If you're at all interested in the discussion around more-livable streets—or just like riding and walking in urban areas where cars aren't given complete priority—check the stretch of NW/SW 3rd from Davis to Ash this weekend. Since very early this morning, volunteers have been lining the block with small "planters," traffic cones, and fresh markings, in an attempt to find out what a more-accessible Old Town looks like.
What is typically a miniature three-lane highway cutting south through downtown Portland is open to just a single lane of car traffic through Sunday. Those other lanes are being used for an ultra-wide semi-protected bike lane and a pedestrian plaza.
How's it look? At 8:40 this morning, sort of like a construction zone, complete with backed-up car and truck traffic.
That's going to change a bit. Better Block PDX, the group spearheading the project, is planning ping pong tables and balloon animals later today. Local businesses are going to offer seating (and there are hay bales scattered in the former traffic lanes for you to lounge on until that happens).
Even with all that, though, this project is going to look a little rough around the edges. That's sort of its beauty.
What Better Block is doing, with the help of thousands in donated money ($3,000 from Metro alone) and Old Town business owners, is experimenting in new ways for improving some of the city's more unwelcoming stretches. Rather than traversing the typical route toward permanent changes—endless planning meetings, the hardscrabble search for funding—Better Block got permits, marshaled its volunteer base to build dozens and dozens of "planters" in a very short time, and got to work showing Portland what a more-livable 3rd Avenue can look like for the weekend.
The idea is that a short-term project gives us a notion—and video evidence—of what works, what doesn't, and how the public responds to a more-welcoming Old Town. That's something not only transportation activists care about. Old Town business owners and community members tell the Mercury they're curious what putting 2nd, 3rd and 4th avenues on similar "diets" could do for making the long-downtrodden neighborhood more attractive. (It's a good bet people prefer the temporary, makeshift crosswalk at Ankeny Alley to Froggering their way across three pitiless lanes in pursuit of a donut phallus at Voodoo.)
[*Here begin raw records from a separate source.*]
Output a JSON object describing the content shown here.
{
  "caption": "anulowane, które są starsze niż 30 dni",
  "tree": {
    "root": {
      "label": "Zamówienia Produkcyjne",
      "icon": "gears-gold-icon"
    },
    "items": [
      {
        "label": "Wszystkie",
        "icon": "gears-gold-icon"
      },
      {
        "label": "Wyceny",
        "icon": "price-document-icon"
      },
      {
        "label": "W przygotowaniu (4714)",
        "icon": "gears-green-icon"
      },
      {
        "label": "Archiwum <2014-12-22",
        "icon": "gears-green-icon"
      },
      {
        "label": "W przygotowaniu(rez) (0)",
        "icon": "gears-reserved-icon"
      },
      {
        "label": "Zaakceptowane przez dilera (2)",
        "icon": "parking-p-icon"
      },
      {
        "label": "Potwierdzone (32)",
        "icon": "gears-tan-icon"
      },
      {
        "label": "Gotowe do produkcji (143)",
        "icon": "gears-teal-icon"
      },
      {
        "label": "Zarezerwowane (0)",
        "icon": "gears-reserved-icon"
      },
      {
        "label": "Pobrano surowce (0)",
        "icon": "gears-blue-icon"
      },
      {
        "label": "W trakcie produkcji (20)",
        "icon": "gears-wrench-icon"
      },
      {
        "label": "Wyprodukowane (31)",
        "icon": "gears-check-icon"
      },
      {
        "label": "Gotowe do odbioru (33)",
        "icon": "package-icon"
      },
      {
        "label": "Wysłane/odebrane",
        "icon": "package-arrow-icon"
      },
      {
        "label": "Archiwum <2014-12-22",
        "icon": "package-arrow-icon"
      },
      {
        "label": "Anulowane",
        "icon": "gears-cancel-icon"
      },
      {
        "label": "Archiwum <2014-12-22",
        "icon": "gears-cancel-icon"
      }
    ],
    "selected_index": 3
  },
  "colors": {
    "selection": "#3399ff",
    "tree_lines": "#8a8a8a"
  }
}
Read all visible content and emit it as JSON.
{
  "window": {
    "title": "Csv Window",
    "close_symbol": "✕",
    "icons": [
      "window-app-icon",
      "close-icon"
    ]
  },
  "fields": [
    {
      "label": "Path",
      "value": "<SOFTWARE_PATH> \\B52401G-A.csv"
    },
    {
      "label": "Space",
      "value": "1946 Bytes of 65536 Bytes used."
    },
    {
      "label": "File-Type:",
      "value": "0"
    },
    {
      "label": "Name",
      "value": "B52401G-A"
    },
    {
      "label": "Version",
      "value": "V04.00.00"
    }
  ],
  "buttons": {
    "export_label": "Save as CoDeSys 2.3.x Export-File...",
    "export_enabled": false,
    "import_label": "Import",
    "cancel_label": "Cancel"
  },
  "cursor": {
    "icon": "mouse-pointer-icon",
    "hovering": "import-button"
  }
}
Check this project out. Maybe this afternoon, before the bar-going masses decide it'd be funny to "break that wooden shit in the street."